_AIM OF THE EXERCISE_
Check each line of the entries below for the string "your" and state how many lines have it, with no other text.
>>>
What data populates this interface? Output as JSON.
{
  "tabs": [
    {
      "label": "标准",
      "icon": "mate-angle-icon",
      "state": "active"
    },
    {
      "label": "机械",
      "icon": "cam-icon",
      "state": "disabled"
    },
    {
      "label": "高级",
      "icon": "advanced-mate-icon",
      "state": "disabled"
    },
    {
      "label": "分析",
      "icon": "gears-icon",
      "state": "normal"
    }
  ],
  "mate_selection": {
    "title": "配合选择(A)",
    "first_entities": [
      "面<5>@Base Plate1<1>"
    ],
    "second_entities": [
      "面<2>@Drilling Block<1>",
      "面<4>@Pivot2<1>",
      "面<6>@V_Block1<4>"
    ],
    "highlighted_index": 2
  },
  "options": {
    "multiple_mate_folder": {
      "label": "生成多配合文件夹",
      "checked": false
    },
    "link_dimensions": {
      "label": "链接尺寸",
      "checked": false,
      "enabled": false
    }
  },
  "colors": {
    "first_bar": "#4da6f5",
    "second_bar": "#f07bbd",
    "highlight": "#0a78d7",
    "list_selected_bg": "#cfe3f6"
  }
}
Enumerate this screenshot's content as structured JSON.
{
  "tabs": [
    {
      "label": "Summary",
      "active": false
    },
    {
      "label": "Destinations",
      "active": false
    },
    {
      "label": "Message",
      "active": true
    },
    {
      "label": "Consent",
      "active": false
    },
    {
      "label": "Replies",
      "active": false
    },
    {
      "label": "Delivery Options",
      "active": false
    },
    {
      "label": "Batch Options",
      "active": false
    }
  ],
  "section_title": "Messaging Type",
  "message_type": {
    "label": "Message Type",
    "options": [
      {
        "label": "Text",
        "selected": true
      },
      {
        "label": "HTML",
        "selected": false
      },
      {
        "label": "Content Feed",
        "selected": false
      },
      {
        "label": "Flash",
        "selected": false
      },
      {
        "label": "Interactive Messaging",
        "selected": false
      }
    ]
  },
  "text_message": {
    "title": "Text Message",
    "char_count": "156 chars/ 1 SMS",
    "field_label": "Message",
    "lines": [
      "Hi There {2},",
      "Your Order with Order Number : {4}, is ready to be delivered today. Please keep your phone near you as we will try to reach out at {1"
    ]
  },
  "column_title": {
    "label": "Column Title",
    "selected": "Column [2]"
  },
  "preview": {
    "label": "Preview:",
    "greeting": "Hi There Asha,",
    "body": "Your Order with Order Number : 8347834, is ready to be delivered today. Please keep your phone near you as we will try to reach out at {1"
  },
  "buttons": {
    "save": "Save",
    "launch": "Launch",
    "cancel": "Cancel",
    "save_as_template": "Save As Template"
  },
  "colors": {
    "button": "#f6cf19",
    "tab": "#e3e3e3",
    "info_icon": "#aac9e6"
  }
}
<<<
_PROBLEM SOLUTION_
2